BEGIN
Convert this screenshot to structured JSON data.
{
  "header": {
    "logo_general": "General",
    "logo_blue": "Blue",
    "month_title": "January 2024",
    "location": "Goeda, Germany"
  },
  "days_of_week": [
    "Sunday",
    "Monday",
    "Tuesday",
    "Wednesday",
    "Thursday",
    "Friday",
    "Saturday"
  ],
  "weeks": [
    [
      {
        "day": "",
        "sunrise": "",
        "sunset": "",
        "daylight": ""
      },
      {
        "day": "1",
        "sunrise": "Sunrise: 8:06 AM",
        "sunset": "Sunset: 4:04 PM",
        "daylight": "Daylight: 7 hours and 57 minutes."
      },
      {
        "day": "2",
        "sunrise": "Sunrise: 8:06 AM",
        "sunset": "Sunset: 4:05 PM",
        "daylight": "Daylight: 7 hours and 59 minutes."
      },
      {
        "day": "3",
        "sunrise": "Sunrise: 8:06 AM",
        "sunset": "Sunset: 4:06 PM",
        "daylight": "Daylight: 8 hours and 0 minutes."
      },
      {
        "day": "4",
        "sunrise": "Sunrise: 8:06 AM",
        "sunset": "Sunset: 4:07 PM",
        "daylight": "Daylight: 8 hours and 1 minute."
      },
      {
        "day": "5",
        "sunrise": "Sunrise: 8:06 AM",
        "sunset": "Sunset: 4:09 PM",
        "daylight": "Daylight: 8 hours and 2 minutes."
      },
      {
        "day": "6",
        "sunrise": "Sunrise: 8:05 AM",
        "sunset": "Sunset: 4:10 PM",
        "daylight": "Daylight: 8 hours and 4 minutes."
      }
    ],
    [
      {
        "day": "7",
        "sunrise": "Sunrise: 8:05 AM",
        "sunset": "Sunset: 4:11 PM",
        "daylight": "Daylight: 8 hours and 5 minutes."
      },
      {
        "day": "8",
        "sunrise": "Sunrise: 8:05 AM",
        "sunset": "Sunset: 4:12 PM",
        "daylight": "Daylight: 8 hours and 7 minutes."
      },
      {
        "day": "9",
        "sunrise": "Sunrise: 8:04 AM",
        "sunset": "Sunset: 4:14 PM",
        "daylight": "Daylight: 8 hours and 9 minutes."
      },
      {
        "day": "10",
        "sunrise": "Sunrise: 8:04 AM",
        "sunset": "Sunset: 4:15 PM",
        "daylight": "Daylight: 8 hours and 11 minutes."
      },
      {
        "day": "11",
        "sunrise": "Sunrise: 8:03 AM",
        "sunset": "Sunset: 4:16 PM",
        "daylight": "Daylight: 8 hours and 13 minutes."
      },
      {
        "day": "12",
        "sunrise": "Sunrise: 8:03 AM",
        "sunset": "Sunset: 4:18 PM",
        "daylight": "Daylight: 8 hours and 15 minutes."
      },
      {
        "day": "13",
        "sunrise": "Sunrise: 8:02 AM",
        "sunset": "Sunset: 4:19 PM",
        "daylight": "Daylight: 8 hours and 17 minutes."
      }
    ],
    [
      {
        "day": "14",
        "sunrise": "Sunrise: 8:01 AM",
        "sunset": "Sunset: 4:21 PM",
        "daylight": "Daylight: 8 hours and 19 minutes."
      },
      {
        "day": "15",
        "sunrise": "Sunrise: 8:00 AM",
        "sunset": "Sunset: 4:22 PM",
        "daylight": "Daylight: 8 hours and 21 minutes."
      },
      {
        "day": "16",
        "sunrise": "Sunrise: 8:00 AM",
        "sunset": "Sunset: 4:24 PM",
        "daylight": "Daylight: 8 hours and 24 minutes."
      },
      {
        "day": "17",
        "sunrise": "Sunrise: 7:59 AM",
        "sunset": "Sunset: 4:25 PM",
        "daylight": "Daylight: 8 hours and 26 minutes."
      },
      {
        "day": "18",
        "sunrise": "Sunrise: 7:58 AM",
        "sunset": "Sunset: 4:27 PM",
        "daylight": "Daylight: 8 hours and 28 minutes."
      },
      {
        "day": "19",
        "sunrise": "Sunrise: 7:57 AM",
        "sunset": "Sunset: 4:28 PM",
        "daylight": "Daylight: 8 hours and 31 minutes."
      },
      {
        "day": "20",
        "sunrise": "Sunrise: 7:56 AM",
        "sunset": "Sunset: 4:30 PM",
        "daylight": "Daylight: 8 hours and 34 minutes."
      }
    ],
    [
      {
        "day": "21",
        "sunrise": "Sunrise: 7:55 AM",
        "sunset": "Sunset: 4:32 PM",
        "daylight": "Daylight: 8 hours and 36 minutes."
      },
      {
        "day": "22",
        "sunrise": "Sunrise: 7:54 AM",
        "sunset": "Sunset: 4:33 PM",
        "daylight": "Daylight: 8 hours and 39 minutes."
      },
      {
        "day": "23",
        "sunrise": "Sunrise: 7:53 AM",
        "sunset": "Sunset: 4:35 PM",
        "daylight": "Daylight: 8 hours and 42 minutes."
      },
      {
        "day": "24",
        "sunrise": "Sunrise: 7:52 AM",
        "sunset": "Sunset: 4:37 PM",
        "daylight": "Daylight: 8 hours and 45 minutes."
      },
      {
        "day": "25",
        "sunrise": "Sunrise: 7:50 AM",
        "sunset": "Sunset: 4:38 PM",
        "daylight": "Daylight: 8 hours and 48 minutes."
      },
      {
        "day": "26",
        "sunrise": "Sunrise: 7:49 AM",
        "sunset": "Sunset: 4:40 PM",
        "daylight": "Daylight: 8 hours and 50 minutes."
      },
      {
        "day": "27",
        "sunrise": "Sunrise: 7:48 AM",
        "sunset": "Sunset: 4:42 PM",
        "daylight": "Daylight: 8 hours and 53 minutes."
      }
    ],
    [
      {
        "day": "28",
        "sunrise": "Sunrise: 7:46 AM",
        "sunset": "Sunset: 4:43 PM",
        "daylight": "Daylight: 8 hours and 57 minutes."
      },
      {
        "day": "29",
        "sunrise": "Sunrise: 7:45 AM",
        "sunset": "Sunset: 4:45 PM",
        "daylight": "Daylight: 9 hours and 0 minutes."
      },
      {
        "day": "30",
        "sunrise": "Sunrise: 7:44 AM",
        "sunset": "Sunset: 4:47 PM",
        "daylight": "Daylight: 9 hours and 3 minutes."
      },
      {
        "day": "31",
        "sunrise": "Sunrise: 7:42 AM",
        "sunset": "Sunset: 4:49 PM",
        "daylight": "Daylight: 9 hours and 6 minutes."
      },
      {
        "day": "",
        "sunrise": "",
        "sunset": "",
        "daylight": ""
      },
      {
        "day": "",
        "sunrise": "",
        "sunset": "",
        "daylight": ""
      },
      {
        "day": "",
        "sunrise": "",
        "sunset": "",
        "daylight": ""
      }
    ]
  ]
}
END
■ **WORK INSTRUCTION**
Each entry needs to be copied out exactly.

■ **SOLUTION FOR THIS EXERCISE**
Convert this screenshot to structured JSON data.
{
  "header": {
    "logo_general": "General",
    "logo_blue": "Blue",
    "month_title": "January 2024",
    "location": "Goeda, Germany"
  },
  "days_of_week": [
    "Sunday",
    "Monday",
    "Tuesday",
    "Wednesday",
    "Thursday",
    "Friday",
    "Saturday"
  ],
  "weeks": [
    [
      {
        "day": "",
        "sunrise": "",
        "sunset": "",
        "daylight": ""
      },
      {
        "day": "1",
        "sunrise": "Sunrise: 8:06 AM",
        "sunset": "Sunset: 4:04 PM",
        "daylight": "Daylight: 7 hours and 57 minutes."
      },
      {
        "day": "2",
        "sunrise": "Sunrise: 8:06 AM",
        "sunset": "Sunset: 4:05 PM",
        "daylight": "Daylight: 7 hours and 59 minutes."
      },
      {
        "day": "3",
        "sunrise": "Sunrise: 8:06 AM",
        "sunset": "Sunset: 4:06 PM",
        "daylight": "Daylight: 8 hours and 0 minutes."
      },
      {
        "day": "4",
        "sunrise": "Sunrise: 8:06 AM",
        "sunset": "Sunset: 4:07 PM",
        "daylight": "Daylight: 8 hours and 1 minute."
      },
      {
        "day": "5",
        "sunrise": "Sunrise: 8:06 AM",
        "sunset": "Sunset: 4:09 PM",
        "daylight": "Daylight: 8 hours and 2 minutes."
      },
      {
        "day": "6",
        "sunrise": "Sunrise: 8:05 AM",
        "sunset": "Sunset: 4:10 PM",
        "daylight": "Daylight: 8 hours and 4 minutes."
      }
    ],
    [
      {
        "day": "7",
        "sunrise": "Sunrise: 8:05 AM",
        "sunset": "Sunset: 4:11 PM",
        "daylight": "Daylight: 8 hours and 5 minutes."
      },
      {
        "day": "8",
        "sunrise": "Sunrise: 8:05 AM",
        "sunset": "Sunset: 4:12 PM",
        "daylight": "Daylight: 8 hours and 7 minutes."
      },
      {
        "day": "9",
        "sunrise": "Sunrise: 8:04 AM",
        "sunset": "Sunset: 4:14 PM",
        "daylight": "Daylight: 8 hours and 9 minutes."
      },
      {
        "day": "10",
        "sunrise": "Sunrise: 8:04 AM",
        "sunset": "Sunset: 4:15 PM",
        "daylight": "Daylight: 8 hours and 11 minutes."
      },
      {
        "day": "11",
        "sunrise": "Sunrise: 8:03 AM",
        "sunset": "Sunset: 4:16 PM",
        "daylight": "Daylight: 8 hours and 13 minutes."
      },
      {
        "day": "12",
        "sunrise": "Sunrise: 8:03 AM",
        "sunset": "Sunset: 4:18 PM",
        "daylight": "Daylight: 8 hours and 15 minutes."
      },
      {
        "day": "13",
        "sunrise": "Sunrise: 8:02 AM",
        "sunset": "Sunset: 4:19 PM",
        "daylight": "Daylight: 8 hours and 17 minutes."
      }
    ],
    [
      {
        "day": "14",
        "sunrise": "Sunrise: 8:01 AM",
        "sunset": "Sunset: 4:21 PM",
        "daylight": "Daylight: 8 hours and 19 minutes."
      },
      {
        "day": "15",
        "sunrise": "Sunrise: 8:00 AM",
        "sunset": "Sunset: 4:22 PM",
        "daylight": "Daylight: 8 hours and 21 minutes."
      },
      {
        "day": "16",
        "sunrise": "Sunrise: 8:00 AM",
        "sunset": "Sunset: 4:24 PM",
        "daylight": "Daylight: 8 hours and 24 minutes."
      },
      {
        "day": "17",
        "sunrise": "Sunrise: 7:59 AM",
        "sunset": "Sunset: 4:25 PM",
        "daylight": "Daylight: 8 hours and 26 minutes."
      },
      {
        "day": "18",
        "sunrise": "Sunrise: 7:58 AM",
        "sunset": "Sunset: 4:27 PM",
        "daylight": "Daylight: 8 hours and 28 minutes."
      },
      {
        "day": "19",
        "sunrise": "Sunrise: 7:57 AM",
        "sunset": "Sunset: 4:28 PM",
        "daylight": "Daylight: 8 hours and 31 minutes."
      },
      {
        "day": "20",
        "sunrise": "Sunrise: 7:56 AM",
        "sunset": "Sunset: 4:30 PM",
        "daylight": "Daylight: 8 hours and 34 minutes."
      }
    ],
    [
      {
        "day": "21",
        "sunrise": "Sunrise: 7:55 AM",
        "sunset": "Sunset: 4:32 PM",
        "daylight": "Daylight: 8 hours and 36 minutes."
      },
      {
        "day": "22",
        "sunrise": "Sunrise: 7:54 AM",
        "sunset": "Sunset: 4:33 PM",
        "daylight": "Daylight: 8 hours and 39 minutes."
      },
      {
        "day": "23",
        "sunrise": "Sunrise: 7:53 AM",
        "sunset": "Sunset: 4:35 PM",
        "daylight": "Daylight: 8 hours and 42 minutes."
      },
      {
        "day": "24",
        "sunrise": "Sunrise: 7:52 AM",
        "sunset": "Sunset: 4:37 PM",
        "daylight": "Daylight: 8 hours and 45 minutes."
      },
      {
        "day": "25",
        "sunrise": "Sunrise: 7:50 AM",
        "sunset": "Sunset: 4:38 PM",
        "daylight": "Daylight: 8 hours and 48 minutes."
      },
      {
        "day": "26",
        "sunrise": "Sunrise: 7:49 AM",
        "sunset": "Sunset: 4:40 PM",
        "daylight": "Daylight: 8 hours and 50 minutes."
      },
      {
        "day": "27",
        "sunrise": "Sunrise: 7:48 AM",
        "sunset": "Sunset: 4:42 PM",
        "daylight": "Daylight: 8 hours and 53 minutes."
      }
    ],
    [
      {
        "day": "28",
        "sunrise": "Sunrise: 7:46 AM",
        "sunset": "Sunset: 4:43 PM",
        "daylight": "Daylight: 8 hours and 57 minutes."
      },
      {
        "day": "29",
        "sunrise": "Sunrise: 7:45 AM",
        "sunset": "Sunset: 4:45 PM",
        "daylight": "Daylight: 9 hours and 0 minutes."
      },
      {
        "day": "30",
        "sunrise": "Sunrise: 7:44 AM",
        "sunset": "Sunset: 4:47 PM",
        "daylight": "Daylight: 9 hours and 3 minutes."
      },
      {
        "day": "31",
        "sunrise": "Sunrise: 7:42 AM",
        "sunset": "Sunset: 4:49 PM",
        "daylight": "Daylight: 9 hours and 6 minutes."
      },
      {
        "day": "",
        "sunrise": "",
        "sunset": "",
        "daylight": ""
      },
      {
        "day": "",
        "sunrise": "",
        "sunset": "",
        "daylight": ""
      },
      {
        "day": "",
        "sunrise": "",
        "sunset": "",
        "daylight": ""
      }
    ]
  ]
}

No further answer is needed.